[Dataset rows describing interfaces]
=== Section Start ===

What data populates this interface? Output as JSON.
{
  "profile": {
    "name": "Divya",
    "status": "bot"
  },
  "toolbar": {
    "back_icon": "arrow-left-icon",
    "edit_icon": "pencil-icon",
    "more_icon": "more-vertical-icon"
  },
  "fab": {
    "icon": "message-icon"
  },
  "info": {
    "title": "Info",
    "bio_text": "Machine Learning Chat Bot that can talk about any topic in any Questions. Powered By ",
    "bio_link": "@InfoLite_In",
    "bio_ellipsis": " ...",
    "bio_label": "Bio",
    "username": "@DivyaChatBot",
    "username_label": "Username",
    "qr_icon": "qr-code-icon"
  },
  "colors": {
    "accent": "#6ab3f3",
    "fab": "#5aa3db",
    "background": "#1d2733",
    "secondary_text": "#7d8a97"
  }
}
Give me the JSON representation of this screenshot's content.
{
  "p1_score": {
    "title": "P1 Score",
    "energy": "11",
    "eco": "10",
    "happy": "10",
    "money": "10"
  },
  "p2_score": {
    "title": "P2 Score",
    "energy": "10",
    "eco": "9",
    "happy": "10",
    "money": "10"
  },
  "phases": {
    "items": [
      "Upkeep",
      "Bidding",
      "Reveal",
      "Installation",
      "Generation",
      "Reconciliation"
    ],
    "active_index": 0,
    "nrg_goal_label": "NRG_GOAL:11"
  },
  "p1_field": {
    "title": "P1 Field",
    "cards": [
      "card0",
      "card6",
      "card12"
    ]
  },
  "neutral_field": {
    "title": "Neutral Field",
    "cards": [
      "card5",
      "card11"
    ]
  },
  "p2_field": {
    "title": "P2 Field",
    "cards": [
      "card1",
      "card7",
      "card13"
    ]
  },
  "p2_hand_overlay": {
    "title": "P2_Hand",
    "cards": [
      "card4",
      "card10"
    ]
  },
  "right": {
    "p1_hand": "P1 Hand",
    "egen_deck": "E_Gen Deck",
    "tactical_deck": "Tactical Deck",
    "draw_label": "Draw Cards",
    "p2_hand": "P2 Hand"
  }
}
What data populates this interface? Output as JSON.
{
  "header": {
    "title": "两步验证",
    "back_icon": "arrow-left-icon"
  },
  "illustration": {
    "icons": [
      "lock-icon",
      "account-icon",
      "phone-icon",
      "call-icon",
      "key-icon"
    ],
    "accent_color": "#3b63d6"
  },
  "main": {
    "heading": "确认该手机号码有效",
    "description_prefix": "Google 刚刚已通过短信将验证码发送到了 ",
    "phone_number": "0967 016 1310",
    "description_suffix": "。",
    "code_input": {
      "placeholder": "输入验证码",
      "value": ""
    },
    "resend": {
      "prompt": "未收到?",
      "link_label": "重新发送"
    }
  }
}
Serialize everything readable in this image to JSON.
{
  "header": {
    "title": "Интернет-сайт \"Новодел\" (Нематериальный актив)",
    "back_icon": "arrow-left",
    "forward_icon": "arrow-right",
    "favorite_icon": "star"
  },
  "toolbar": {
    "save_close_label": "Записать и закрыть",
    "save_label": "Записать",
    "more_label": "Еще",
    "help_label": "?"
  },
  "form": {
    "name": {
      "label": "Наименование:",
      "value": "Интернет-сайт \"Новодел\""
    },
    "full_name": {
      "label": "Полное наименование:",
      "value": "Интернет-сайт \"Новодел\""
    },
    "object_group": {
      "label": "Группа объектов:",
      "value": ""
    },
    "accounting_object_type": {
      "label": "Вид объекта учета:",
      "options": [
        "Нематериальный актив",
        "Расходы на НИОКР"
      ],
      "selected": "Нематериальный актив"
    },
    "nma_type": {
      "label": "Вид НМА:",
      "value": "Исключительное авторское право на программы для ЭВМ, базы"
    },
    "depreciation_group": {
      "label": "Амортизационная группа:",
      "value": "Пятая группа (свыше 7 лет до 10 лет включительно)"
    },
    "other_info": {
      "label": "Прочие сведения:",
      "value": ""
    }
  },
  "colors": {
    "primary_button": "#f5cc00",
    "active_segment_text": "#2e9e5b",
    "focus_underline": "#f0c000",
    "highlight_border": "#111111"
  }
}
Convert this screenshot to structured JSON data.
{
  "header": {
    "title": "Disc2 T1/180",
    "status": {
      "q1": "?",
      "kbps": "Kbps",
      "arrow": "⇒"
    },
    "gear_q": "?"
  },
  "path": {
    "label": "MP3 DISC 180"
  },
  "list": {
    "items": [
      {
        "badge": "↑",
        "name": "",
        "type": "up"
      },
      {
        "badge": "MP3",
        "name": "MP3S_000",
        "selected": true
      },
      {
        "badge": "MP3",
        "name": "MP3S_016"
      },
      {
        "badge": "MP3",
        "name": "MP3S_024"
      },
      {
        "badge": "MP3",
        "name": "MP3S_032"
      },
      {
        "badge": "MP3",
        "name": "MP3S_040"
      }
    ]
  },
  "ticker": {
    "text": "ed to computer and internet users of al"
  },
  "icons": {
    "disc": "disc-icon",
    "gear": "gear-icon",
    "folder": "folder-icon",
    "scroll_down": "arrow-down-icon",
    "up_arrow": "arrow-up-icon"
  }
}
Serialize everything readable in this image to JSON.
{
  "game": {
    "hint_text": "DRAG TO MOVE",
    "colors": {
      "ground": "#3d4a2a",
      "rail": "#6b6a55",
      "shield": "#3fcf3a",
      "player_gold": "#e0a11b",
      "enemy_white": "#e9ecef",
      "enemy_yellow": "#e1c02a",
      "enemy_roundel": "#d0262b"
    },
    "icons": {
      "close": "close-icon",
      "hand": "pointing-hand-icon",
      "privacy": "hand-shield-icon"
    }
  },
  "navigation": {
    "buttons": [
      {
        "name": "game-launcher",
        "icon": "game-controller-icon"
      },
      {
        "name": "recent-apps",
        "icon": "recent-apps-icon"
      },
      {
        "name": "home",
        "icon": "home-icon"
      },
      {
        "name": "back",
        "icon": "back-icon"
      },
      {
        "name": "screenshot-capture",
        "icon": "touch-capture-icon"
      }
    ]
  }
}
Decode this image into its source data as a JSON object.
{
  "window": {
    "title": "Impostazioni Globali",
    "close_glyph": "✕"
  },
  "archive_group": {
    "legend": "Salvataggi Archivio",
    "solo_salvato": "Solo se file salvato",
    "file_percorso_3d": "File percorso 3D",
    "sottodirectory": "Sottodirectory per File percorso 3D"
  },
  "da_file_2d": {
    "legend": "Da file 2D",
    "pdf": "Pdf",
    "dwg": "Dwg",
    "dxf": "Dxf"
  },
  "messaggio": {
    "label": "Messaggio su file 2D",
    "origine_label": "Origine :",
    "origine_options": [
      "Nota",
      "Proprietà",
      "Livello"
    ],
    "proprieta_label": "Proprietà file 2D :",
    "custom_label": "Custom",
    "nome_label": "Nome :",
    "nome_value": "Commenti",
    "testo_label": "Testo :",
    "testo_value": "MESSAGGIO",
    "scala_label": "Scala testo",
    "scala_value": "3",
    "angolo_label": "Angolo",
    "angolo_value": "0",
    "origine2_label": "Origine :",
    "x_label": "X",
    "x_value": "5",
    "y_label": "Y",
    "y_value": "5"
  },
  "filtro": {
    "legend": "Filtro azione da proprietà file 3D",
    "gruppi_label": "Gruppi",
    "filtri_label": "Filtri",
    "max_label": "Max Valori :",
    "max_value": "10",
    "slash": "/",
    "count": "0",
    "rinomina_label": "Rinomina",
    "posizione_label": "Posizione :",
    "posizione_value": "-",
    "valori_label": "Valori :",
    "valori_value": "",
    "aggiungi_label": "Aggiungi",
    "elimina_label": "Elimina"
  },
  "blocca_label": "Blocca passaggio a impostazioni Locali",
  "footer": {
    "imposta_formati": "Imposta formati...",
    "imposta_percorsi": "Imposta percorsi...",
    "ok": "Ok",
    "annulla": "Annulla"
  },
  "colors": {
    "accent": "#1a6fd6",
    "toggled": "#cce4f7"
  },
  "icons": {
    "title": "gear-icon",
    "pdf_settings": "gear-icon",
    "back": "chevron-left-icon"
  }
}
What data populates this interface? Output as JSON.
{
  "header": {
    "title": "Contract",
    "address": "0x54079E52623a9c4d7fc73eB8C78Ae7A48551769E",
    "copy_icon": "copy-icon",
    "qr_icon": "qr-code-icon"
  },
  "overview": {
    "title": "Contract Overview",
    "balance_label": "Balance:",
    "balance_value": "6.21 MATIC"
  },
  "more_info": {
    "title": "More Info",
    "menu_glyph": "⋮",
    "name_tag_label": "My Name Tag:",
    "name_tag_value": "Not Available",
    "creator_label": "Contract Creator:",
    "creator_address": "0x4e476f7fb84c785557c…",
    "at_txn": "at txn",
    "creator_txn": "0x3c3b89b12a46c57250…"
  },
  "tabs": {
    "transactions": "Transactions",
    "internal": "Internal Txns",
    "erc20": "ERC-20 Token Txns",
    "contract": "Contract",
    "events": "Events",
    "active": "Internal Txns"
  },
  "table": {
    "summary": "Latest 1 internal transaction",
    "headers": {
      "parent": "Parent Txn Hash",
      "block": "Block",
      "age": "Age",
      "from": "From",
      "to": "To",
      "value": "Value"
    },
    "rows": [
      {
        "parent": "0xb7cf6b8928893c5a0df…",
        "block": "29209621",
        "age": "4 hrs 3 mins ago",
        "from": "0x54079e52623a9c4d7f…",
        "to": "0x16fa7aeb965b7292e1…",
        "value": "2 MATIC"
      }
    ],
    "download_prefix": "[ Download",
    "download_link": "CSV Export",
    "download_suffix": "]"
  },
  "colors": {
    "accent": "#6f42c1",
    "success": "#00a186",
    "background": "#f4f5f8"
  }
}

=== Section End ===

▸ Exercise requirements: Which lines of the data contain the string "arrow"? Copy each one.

▸ Finished task:
    "back_icon": "arrow-left-icon",
    "back_icon": "arrow-left-icon"
    "back_icon": "arrow-left",
    "forward_icon": "arrow-right",
      "arrow": "⇒"
    "scroll_down": "arrow-down-icon",
    "up_arrow": "arrow-up-icon"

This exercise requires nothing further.